I have a complicated attitude about friendships with neighbors.
Actually, I have a complicated attitude about friendships in general—and friendships with neighbors throw me off.
I think of my friendships as magical, mystical soul-matings that took place at a meaningful moment in time and then held fast even as the great cosmic wash crashed in around us. I think of them as, aside from my family and my own mind, the only thing I really have.
So I never second-guess the energy and the money and the time I spend with my friends. Even in gobs, it’s well-spent by definition. The ROI is understood. In the parlance of modern management, which has leaked into the vocabulary of the life coach, it’s “strategic.”
But with my life half over, how am I to think of the considerable time I find myself spending with my neighbors, and a circle of their friends? This is a fun, oddball lot of childless, single thirty-somethings, organized mostly around their interest in motorcycling—there’s a mock motorcycle gang that we call The Hard Cases—and their love of beer-drinking on the summer porch.

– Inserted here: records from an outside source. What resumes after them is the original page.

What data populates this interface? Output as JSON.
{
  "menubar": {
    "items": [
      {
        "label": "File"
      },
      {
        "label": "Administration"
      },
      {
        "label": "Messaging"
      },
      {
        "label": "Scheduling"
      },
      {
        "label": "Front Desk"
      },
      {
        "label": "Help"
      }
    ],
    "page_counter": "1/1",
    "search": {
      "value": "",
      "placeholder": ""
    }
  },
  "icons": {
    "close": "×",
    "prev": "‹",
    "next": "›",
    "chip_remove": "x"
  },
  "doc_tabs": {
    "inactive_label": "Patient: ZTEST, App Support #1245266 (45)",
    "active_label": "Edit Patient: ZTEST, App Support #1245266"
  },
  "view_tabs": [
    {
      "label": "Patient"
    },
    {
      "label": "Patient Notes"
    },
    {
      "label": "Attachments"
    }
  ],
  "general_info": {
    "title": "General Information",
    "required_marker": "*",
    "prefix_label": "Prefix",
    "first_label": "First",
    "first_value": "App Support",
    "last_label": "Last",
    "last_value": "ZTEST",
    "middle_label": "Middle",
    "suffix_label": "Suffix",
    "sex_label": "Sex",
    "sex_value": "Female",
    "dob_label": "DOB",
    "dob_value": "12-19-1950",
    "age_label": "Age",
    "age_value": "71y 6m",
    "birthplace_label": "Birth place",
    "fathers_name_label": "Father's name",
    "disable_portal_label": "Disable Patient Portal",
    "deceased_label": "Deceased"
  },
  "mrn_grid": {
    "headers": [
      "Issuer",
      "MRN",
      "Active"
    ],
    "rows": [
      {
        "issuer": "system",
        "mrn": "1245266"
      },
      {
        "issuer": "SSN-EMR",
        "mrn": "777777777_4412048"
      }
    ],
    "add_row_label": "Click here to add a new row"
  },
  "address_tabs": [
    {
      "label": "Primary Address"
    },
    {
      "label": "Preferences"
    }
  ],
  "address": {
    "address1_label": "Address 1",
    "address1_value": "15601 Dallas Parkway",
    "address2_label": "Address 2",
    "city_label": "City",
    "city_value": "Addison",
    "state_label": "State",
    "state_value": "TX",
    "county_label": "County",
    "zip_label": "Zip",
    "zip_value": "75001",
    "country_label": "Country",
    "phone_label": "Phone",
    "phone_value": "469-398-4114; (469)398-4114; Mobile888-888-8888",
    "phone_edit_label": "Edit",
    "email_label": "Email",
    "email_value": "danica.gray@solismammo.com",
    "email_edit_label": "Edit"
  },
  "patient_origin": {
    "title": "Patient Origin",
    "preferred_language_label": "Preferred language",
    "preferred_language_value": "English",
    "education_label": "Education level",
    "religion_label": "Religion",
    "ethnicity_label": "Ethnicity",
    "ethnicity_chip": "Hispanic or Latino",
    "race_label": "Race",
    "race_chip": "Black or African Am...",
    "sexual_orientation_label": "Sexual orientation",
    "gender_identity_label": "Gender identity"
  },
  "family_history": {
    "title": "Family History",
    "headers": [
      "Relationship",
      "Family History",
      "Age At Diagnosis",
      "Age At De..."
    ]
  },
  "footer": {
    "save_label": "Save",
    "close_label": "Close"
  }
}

Those are two powerful organizing principles, I grant you—but ones that don’t quite connect with the purpose of my life: my family, my writing, my family, my writing, my family, my writing.
I think my neighbors sense my unease, my creeping desire to make the happy engine hours we spend together count for something. (Which is probably why I’m writing about it; if I'm writing about it, it counts.)
“It’s just fucking fun, man,” is their irritated, unspoken response.
As another friend of mine said when he was accused over over-thinking an issue, “I’m not over-thinkin’ it, man. I’m just thinkin’ it!”
There’s something blissfully un-fraught about porch beers (or as they call ‘em in the suburbs, “garage beers”). And probably, I ought to just enjoy the happy passing of the time. And maybe, these people with whom fate threw me, are actually becoming my friends.
Which is fine with me, except I'm going to have to get some new neighbors.